I’ll definitely look up more about the debugger so I can use it in the future.

I asked this because I thought I’d first need to have the framecount be sent to the log, and then to reference that number from the log in an action. But now I released I can use AnimationFrameCount() instead of a number in the ‘current frame’ action.

It only works when I use AnimationFrameCount()-1 though. If I don’t do the minus one, the loop doesn’t work somehow. But I’ve read similar things from people saying that if an animation loops the last frame is skipped. Maybe this is related. For now I’ll just work around this by duplicating the last frame. Maybe later I’ll be able to understand the issue and actually find a fix for it :sweat_smile:

You have to subtract 1 because the first frame of an animation is not 1, it’s 0. Indeed, the first frame is frame number 0. However, because the AnimationFrameCount() method gives the number of frames, it will be greater than the last frame’s number by a difference of 1.

For example, if your animation has 50 frames, then the last frame will be the frame number 49.

If you want to know why there is this difference, it is because the frames are stored as a list. Your Sprite object has a list of frames for each animation. A list is called an “array”, and in pretty much all programming languages, the first element of an array is the element number 0.

Try using the debug console when you don’t know about a strange-looking behaviour.
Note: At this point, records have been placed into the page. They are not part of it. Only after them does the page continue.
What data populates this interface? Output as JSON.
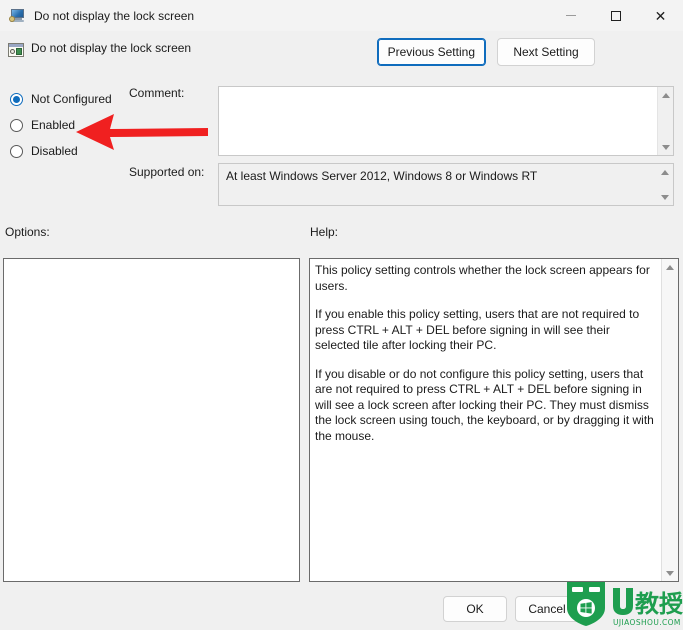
{
  "window": {
    "title": "Do not display the lock screen",
    "icon": "monitor-policy-icon",
    "minimize_label": "–",
    "maximize_label": "□",
    "close_label": "✕"
  },
  "header": {
    "policy_name": "Do not display the lock screen",
    "policy_icon": "group-policy-setting-icon",
    "previous_setting_label": "Previous Setting",
    "next_setting_label": "Next Setting"
  },
  "state": {
    "options": [
      {
        "label": "Not Configured",
        "selected": true
      },
      {
        "label": "Enabled",
        "selected": false
      },
      {
        "label": "Disabled",
        "selected": false
      }
    ]
  },
  "comment": {
    "label": "Comment:",
    "value": "",
    "placeholder": ""
  },
  "supported": {
    "label": "Supported on:",
    "value": "At least Windows Server 2012, Windows 8 or Windows RT"
  },
  "panels": {
    "options_label": "Options:",
    "options_content": "",
    "help_label": "Help:",
    "help_paragraphs": [
      "This policy setting controls whether the lock screen appears for users.",
      "If you enable this policy setting, users that are not required to press CTRL + ALT + DEL before signing in will see their selected tile after locking their PC.",
      "If you disable or do not configure this policy setting, users that are not required to press CTRL + ALT + DEL before signing in will see a lock screen after locking their PC. They must dismiss the lock screen using touch, the keyboard, or by dragging it with the mouse."
    ]
  },
  "footer": {
    "ok_label": "OK",
    "cancel_label": "Cancel"
  },
  "annotation": {
    "arrow_color": "#f02020",
    "arrow_points_to": "Enabled"
  },
  "watermark": {
    "brand": "U教授",
    "domain": "UJIAOSHOU.COM",
    "color": "#1e9e4f"
  },
  "colors": {
    "window_background": "#f0f0f0",
    "titlebar_background": "#f3f3f3",
    "accent": "#0f6cbd",
    "panel_border": "#6b6b6b",
    "text": "#1b1b1b"
  }
}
For example, you could have seen it if you had printed to the console My_Object.Sprite() (you’d have seen it started at 0):

Sometimes, it is how I figure it out myself

Note that in my screenshot I use the function named “ToString()” which takes as parameter (or “argument”) a number. This function allows me to concatenate (merge) strings together to form a single message.

I’m glad I could help :wink: